Pike River Restoration
Stream Floodplain, Riparian Corridor and Habitat Restoration
Beginning in 1996, the Mount Pleasant Storm Water Drainage District (MPSWDD) entered into a facilitation process with the Wisconsin Department of Natural Resources (WDNR) regarding the development and implementation of a strategic plan to mitigate flooding in the North Branch of the Pike River. The frequency and severity of flooding events in the watershed had been increasing over the past decades, and the plan that had been prepared in the 1980s by the Southeastern Wisconsin Regional Planning Commission was declined by WDNR when submitted by MPSWDD for Chapter 30 Approval. The year-long facilitation process resulted in a reformulation of the Pike River Plan from a strictly “stormwater conveyance” project into a more extensive stream “corridor restoration” project.
Action items incorporated into the restoration plan included:
- Continued comprehensive stormwater, and non-point management to reduce peak flows, maintain base flows, and improve water quality.
- Placement of multiple wetland systems with connectivity to the channel to function as detention/retention basins along the stream.
- Incorporation of multi-stage channel cross-sectional designs with prairie / wetland riparian vegetation to restore the native pre-settlement flora of the watershed.

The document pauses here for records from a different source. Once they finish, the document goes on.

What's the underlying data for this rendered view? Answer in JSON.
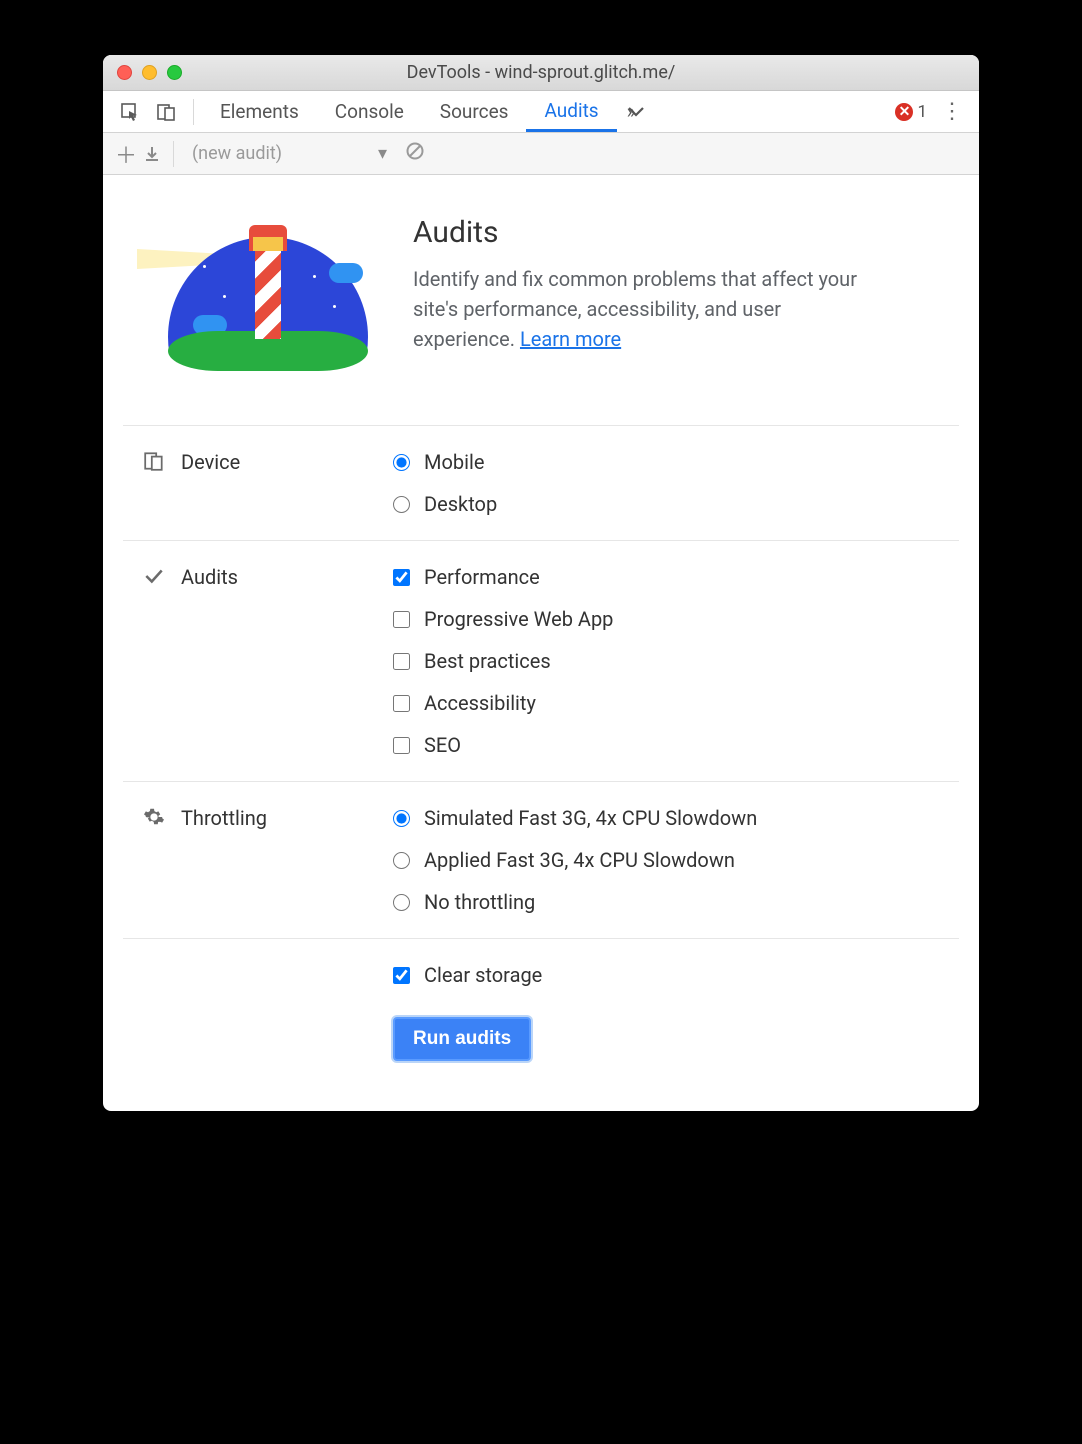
{
  "window": {
    "title": "DevTools - wind-sprout.glitch.me/"
  },
  "tabs": {
    "items": [
      "Elements",
      "Console",
      "Sources",
      "Audits"
    ],
    "active": "Audits",
    "error_count": "1"
  },
  "subtoolbar": {
    "dropdown": "(new audit)"
  },
  "intro": {
    "heading": "Audits",
    "body": "Identify and fix common problems that affect your site's performance, accessibility, and user experience. ",
    "link": "Learn more"
  },
  "device": {
    "label": "Device",
    "options": [
      {
        "label": "Mobile",
        "checked": true
      },
      {
        "label": "Desktop",
        "checked": false
      }
    ]
  },
  "audits": {
    "label": "Audits",
    "options": [
      {
        "label": "Performance",
        "checked": true
      },
      {
        "label": "Progressive Web App",
        "checked": false
      },
      {
        "label": "Best practices",
        "checked": false
      },
      {
        "label": "Accessibility",
        "checked": false
      },
      {
        "label": "SEO",
        "checked": false
      }
    ]
  },
  "throttling": {
    "label": "Throttling",
    "options": [
      {
        "label": "Simulated Fast 3G, 4x CPU Slowdown",
        "checked": true
      },
      {
        "label": "Applied Fast 3G, 4x CPU Slowdown",
        "checked": false
      },
      {
        "label": "No throttling",
        "checked": false
      }
    ]
  },
  "storage": {
    "label": "Clear storage",
    "checked": true
  },
  "run_button": "Run audits"
}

- Widening of the floodplain to allow more-frequent flooding and the dissipation of peak flow energy.
- Increased channel length by addition of sinuosity (meanders) into a new channel to diversify habitat.
- Construction of new channel segments outside of the existing stream bed whenever possible - minimizing disturbance to stream and allowing revegetation and stabilization prior to use.
- Design and placement of habitat structures to promote resident fish communities.
- Implementation of a monitoring plan for habitat, invertebrate, and fish to evaluate the success of the project and recommend modifications as necessary.